Aims to curb obesity, make the healthier choice the easier choice
BOSTON -- Citing a link between the consumption of sugary beverages and rising obesity rates and healthcare costs, Mayor Thomas M. Menino today issued an executive order requiring city departments to take steps in the next six months to phase out the sale, advertising, and promotion of sugary beverages on city-owned property.
``Now is the time to expand our efforts that began in our public schools and set an example for the city as a whole,’’ Mayor Menino said, referring to the 2004 ban on soda and junk food in vending machines in Boston Public Schools. ``I want to create a civic environment that makes the healthier choice the easier choice in people’s lives, whether it’s schools, worksites, or other places in the community.’’
Mayor Menino announced the executive order at a City Hall press conference where he was joined by Boston Public Health Commission officials and leading health and nutrition experts, including Dr. Walter Willett, chairman of the Department of Nutrition at Harvard School of Public Health and Bill Walczak, president of Carney Hospital in Dorchester.
Soda and other sugar-sweetened beverages account for up to 10 percent of total calories consumed in the US diet, and are known to be major contributors to obesity.
According to the Boston Public Health Commission, about 63 percent of black adults, 51 percent of Latino adults, and 49 percent of while adult residents in Boston are considered overweight or obese. Nearly 30 percent of preventable diseases, such as type 2 diabetes and certain cancers, arthritis, heart attacks and strokes, are linked to obesity in adults.
Mayor Menino’s executive order sets science-based standards for what’s considered a healthy beverage and what can be sold or served on city property. The policy applies to cafeterias, vending machines, concession stands, and beverages served at meetings, city-run programs, and events where food is purchased with city dollars.

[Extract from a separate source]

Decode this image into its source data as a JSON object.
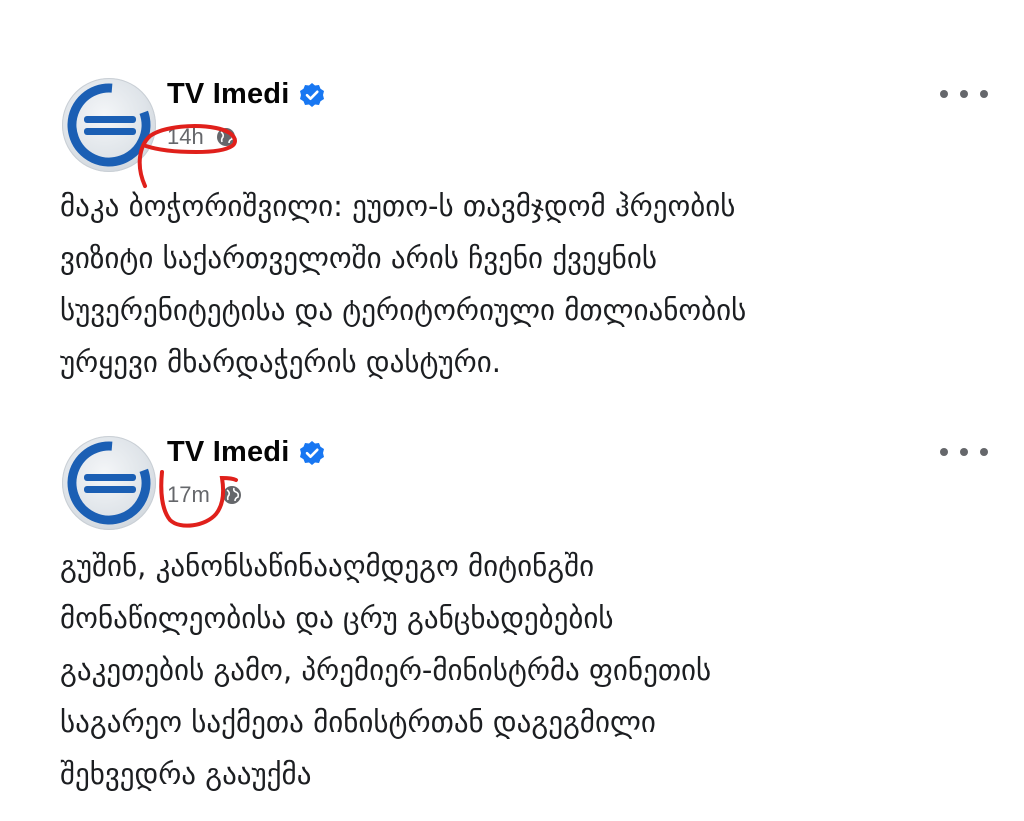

City buildings and departments have a six-month grace period before they’ll be required to phase out the sale of so-called “red” beverages, or those loaded with sugar, such as non-diet sodas, pre-sweetened ice teas, refrigerated coffee drinks, energy drinks, juice drinks with added sugar and sports drinks. The order allows for the sale of “yellow” beverages such as diet sodas, diet iced teas, 100 percent juices, low-calorie sports drinks, low-sugar sweetened beverages, sweetened soymilk and flavored, sweetened milk. “Green’’ beverages, such as bottled water, flavored and unflavored seltzer water, low-fat milk, and unsweetened soymilk can continue to be sold. The promotion of “red” beverages on city property through sponsorship agreements with city departments, including banners and advertising panels on vending machines, will be prohibited.
The Boston Public Health Commission has developed signage and a brochure to help city workers and visitors navigate the labyrinth of beverages to find the healthy choice. Posters featuring a traffic light symbol are being placed near vending machines and the healthiest beverage choices get a green light, the less healthy drinks get a yellow light, and those that are most loaded with sugar get a red light. The poster says “Stop. Rethink Your Drink. Go on Green.”
Public health employees will conduct educational workshops for city employees and also will be responsible for working with city departments to ensure that the executive order is fully implemented.
Dr. Barbara Ferrer, executive director of the Boston Public Health Commission, said, in the long term, the policy will decrease healthcare costs for the city and cut into lost productivity. “Economists estimate that medical costs for an obese patient are about 42 percent higher a year than for a patient with a healthy weight,” Dr. Ferrer said.
Other cities and states - including San Francisco, San Antonio, Los Angeles County, and New York City -have taken steps to create nutritional standards that limit or prohibit the sale or distribution of unhealthy foods, including sugar-sweetened beverages.
Two years after the Boston Public Schools removed soda and unhealthy snacks from vending machines, BPS’ youth surveillance data showed that overall consumption of sugary drinks by BPS high school students decreased significantly.
Since that time, Boston has taken additional steps such as expanding neighborhood walking groups, subsidizing gym memberships, supporting backyard gardens, and investing city dollars in the Bounty Bucks program so that more families can afford to buy fresh fruits and vegetables at Farmers’ Markets. This summer, Boston will launch New England’s first bike share program, which will put 600 bikes on the streets for residents and visitors to use in the city.
Along the way, the city has found no shortage of supportive partners. Yesterday, Bill Walczak of Carney Hospital in the Steward Health Care System said he’d implemented on Monday a ban on sugar-sweetened beverages sold or provided on hospital grounds. The ban has begun in cafeterias, retail, and patient service areas. Carney is the first hospital in Boston to implement such a policy.
“I applaud Mayor Menino and Bill Walczak for their leadership in creating healthier civic, workplace, school and healthcare environments by eliminating soda and other sugary drinks wherever possible,” said Dr. Willett of the Harvard School of Public Health and a leading expert internationally on obesity. “There is abundant evidence that the huge increase in soda consumption in the past 40 years is the most important single factor behind America’s obesity epidemic. These steps will greatly assist in creating a new social norm, in which healthier beverages are the preferred choice.”